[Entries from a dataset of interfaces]
★ ★ ★ ★

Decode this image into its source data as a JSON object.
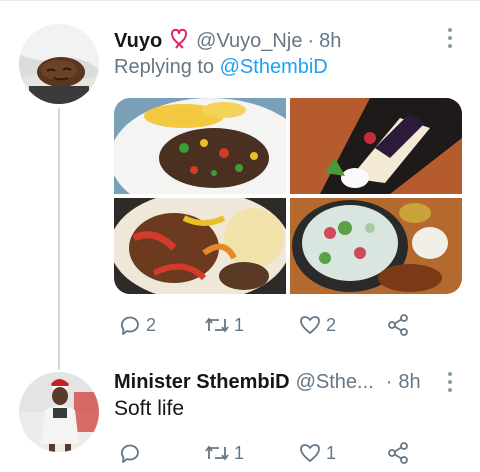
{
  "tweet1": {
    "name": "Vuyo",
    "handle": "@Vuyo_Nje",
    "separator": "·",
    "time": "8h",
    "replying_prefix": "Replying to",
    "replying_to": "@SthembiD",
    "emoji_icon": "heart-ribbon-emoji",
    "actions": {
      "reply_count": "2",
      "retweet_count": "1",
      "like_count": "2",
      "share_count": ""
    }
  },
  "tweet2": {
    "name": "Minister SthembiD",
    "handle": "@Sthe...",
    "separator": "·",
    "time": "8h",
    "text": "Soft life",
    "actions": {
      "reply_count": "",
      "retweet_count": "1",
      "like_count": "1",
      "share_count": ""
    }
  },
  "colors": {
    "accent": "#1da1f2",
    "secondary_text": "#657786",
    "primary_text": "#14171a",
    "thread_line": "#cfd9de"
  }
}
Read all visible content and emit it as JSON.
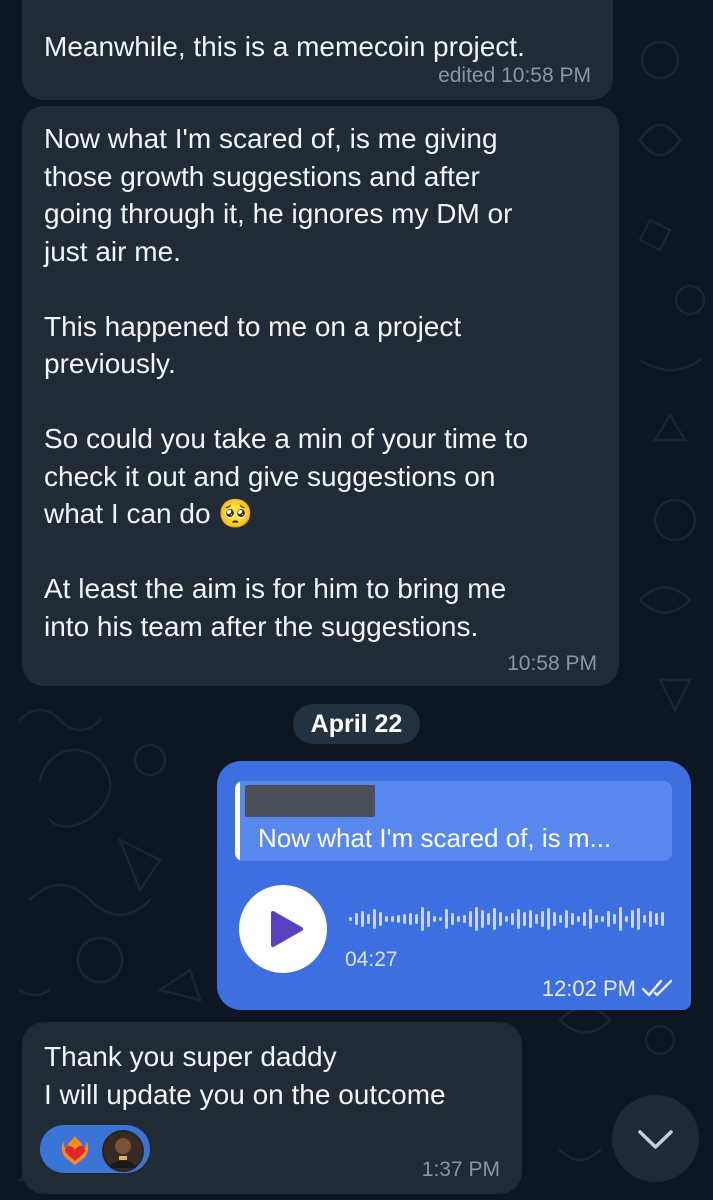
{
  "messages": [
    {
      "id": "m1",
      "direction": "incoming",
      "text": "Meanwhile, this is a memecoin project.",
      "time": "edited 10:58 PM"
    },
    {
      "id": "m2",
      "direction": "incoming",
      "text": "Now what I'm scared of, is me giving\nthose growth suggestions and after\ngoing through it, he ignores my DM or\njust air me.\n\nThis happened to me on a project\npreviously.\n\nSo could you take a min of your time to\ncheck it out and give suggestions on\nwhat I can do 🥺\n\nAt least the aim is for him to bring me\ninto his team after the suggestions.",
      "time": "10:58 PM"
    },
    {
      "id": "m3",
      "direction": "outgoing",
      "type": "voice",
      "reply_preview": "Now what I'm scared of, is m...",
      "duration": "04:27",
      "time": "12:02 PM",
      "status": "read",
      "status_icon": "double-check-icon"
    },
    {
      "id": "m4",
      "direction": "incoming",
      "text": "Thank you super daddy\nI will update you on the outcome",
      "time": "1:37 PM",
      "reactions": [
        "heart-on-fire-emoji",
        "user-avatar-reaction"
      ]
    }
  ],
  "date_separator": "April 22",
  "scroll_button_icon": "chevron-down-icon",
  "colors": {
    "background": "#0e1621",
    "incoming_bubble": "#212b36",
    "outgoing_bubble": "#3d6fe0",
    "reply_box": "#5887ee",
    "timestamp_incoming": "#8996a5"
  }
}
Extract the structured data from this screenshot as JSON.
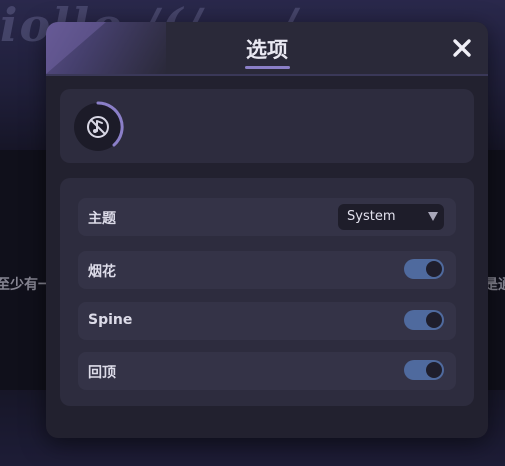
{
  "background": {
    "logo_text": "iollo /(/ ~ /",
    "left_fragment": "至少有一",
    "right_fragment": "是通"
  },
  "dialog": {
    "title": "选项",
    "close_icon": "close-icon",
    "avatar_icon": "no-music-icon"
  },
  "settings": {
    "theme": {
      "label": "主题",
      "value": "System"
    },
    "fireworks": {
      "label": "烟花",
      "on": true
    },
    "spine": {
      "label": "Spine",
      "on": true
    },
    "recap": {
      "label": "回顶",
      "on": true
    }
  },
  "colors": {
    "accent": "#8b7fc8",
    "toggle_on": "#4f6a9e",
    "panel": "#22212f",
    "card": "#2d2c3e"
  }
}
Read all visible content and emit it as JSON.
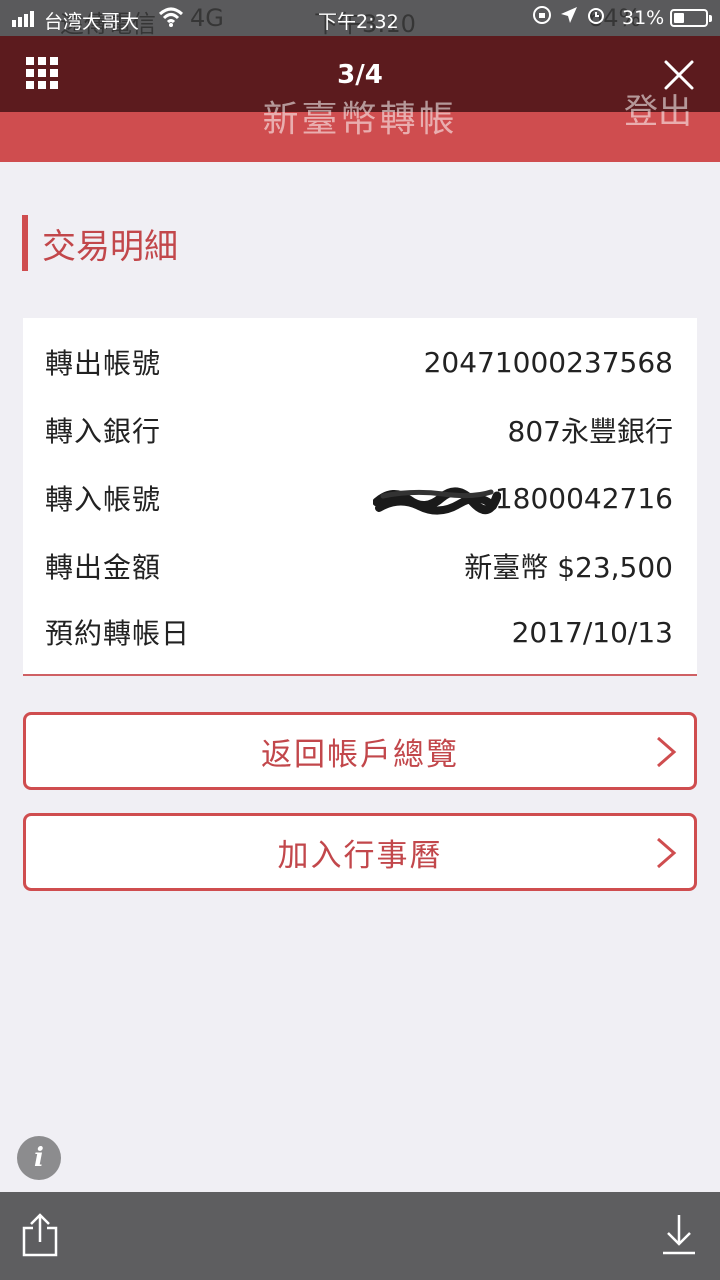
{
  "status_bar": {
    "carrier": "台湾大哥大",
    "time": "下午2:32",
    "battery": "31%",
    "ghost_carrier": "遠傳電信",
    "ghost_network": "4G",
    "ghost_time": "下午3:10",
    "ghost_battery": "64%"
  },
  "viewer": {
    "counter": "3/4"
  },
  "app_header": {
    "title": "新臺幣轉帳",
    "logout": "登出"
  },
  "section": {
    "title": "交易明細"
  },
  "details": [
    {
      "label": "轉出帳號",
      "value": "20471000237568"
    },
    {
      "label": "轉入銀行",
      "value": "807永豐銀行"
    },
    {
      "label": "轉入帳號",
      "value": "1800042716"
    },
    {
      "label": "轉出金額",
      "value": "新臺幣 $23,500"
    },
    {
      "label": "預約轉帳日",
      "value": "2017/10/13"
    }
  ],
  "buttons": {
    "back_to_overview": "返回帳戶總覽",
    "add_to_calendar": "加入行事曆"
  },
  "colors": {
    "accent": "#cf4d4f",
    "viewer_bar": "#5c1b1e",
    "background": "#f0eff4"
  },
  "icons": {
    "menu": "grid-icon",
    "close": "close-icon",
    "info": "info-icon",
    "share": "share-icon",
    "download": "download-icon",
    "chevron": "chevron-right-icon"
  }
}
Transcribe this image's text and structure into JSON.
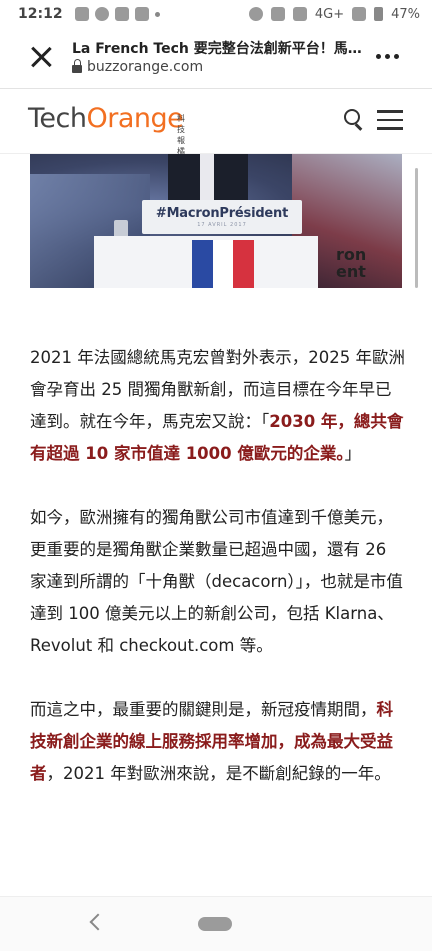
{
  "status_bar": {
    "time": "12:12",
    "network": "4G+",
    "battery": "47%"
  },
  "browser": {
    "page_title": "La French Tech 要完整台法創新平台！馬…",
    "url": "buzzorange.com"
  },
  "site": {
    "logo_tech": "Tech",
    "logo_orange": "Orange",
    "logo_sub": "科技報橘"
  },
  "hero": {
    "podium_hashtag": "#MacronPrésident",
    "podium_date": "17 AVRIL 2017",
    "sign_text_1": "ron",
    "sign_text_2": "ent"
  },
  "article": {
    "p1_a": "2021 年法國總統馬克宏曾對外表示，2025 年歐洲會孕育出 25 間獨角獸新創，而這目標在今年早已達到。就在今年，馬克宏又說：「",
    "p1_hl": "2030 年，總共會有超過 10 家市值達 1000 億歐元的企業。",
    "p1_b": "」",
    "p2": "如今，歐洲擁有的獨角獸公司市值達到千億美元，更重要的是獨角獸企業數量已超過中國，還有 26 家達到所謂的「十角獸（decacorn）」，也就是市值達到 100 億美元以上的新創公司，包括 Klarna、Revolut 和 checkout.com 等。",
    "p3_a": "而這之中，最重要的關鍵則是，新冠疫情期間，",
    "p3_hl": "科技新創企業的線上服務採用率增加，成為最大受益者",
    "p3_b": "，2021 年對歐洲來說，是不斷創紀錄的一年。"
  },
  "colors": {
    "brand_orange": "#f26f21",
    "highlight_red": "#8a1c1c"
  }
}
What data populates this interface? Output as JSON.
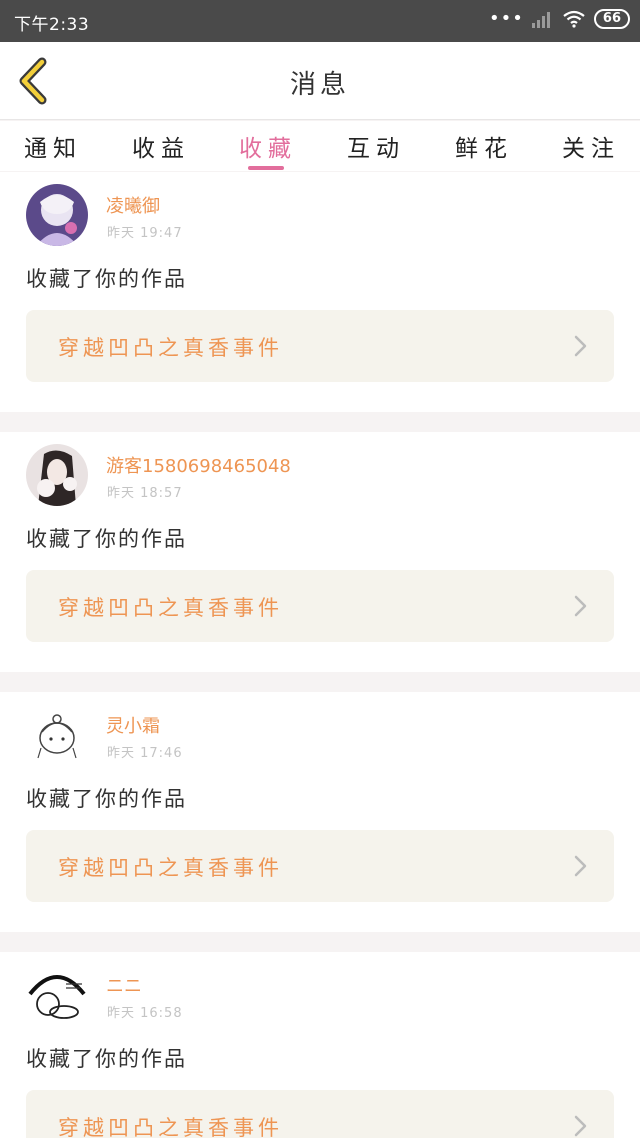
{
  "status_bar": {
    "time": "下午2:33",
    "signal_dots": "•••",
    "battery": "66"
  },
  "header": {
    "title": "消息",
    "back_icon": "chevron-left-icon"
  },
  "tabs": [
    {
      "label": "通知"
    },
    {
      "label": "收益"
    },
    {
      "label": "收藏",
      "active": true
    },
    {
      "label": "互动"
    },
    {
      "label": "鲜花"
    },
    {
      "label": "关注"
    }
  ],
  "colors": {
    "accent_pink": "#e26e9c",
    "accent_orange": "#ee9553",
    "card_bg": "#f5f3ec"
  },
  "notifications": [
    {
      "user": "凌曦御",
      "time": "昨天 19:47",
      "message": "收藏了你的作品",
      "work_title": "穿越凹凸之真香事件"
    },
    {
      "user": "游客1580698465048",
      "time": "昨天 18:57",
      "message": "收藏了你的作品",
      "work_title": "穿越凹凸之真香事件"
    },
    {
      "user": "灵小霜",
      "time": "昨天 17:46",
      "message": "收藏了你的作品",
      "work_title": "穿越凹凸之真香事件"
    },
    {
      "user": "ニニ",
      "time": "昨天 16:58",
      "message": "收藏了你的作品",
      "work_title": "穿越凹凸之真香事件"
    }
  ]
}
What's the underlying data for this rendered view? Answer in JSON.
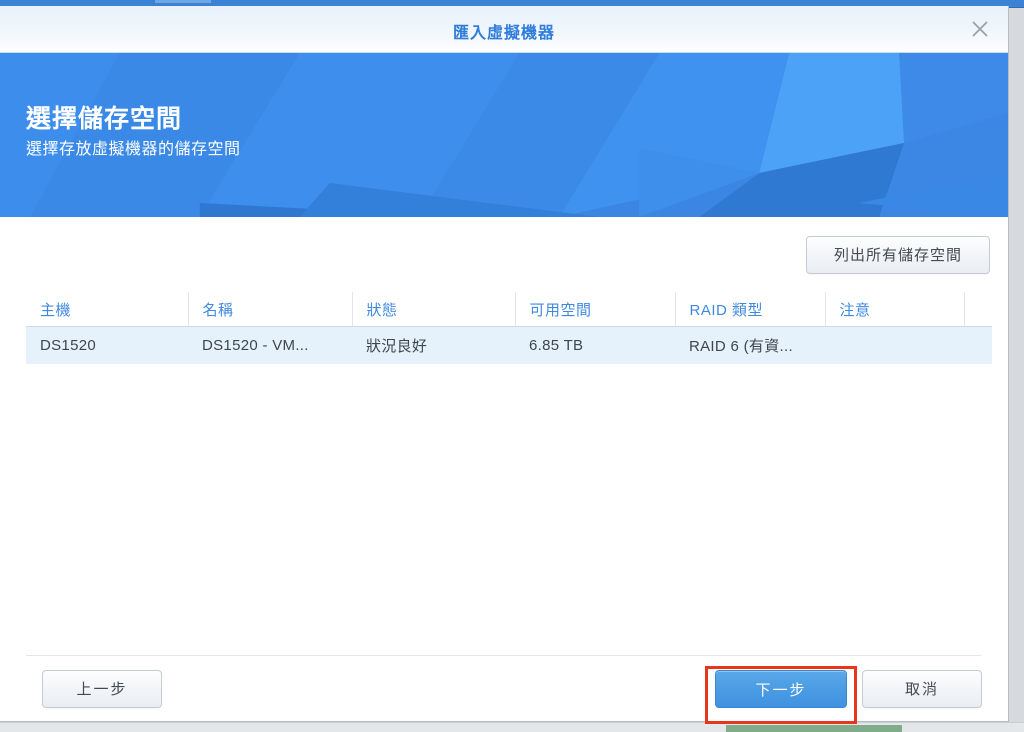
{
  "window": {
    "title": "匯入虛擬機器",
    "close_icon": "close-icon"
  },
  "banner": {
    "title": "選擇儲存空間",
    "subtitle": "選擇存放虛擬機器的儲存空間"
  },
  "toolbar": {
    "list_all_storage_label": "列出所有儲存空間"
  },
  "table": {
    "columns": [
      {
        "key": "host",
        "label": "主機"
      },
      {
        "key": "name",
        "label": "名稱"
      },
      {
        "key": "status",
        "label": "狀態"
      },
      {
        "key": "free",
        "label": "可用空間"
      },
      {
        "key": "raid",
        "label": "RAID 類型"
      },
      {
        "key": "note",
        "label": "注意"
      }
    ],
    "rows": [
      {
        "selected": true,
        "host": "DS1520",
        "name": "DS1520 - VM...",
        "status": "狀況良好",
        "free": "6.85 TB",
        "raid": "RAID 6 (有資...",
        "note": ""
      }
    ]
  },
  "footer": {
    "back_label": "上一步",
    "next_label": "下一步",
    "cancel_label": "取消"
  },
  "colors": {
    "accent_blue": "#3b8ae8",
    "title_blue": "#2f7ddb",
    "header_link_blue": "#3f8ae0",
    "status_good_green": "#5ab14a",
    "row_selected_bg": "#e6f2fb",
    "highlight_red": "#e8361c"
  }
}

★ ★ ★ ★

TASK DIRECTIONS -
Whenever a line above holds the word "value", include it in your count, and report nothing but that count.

ANSWER FOR THIS EXERCISE -
6